Lines holding the string "mysql" are the ones to copy; find them all in the data.

> Dataset rows describing interfaces
# # # # # # #
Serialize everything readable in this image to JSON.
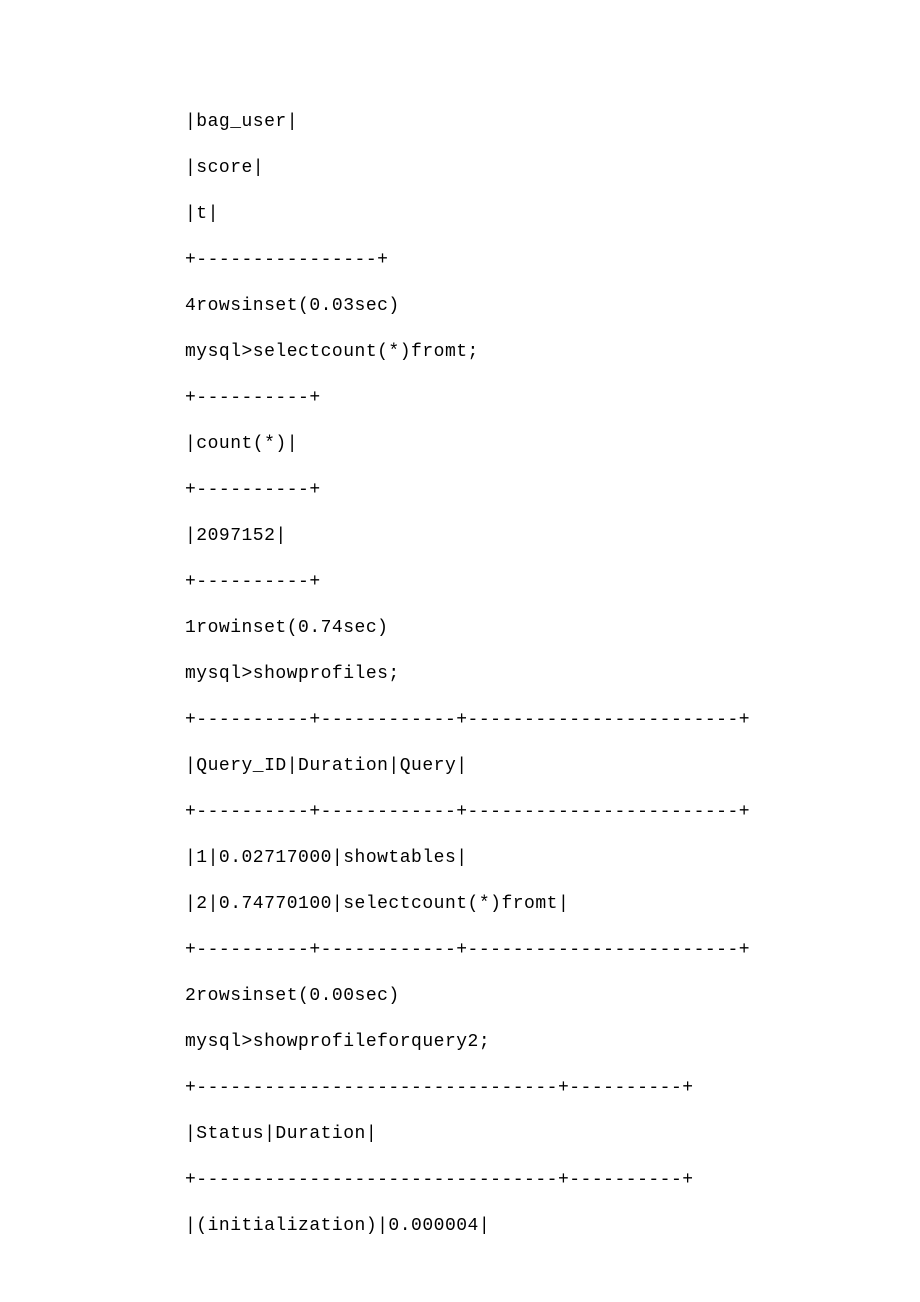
{
  "lines": [
    "|bag_user|",
    "|score|",
    "|t|",
    "+----------------+",
    "4rowsinset(0.03sec)",
    "mysql>selectcount(*)fromt;",
    "+----------+",
    "|count(*)|",
    "+----------+",
    "|2097152|",
    "+----------+",
    "1rowinset(0.74sec)",
    "mysql>showprofiles;",
    "+----------+------------+------------------------+",
    "|Query_ID|Duration|Query|",
    "+----------+------------+------------------------+",
    "|1|0.02717000|showtables|",
    "|2|0.74770100|selectcount(*)fromt|",
    "+----------+------------+------------------------+",
    "2rowsinset(0.00sec)",
    "mysql>showprofileforquery2;",
    "+--------------------------------+----------+",
    "|Status|Duration|",
    "+--------------------------------+----------+",
    "|(initialization)|0.000004|"
  ]
}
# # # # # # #
> Your response
    "mysql>selectcount(*)fromt;",
    "mysql>showprofiles;",
    "mysql>showprofileforquery2;",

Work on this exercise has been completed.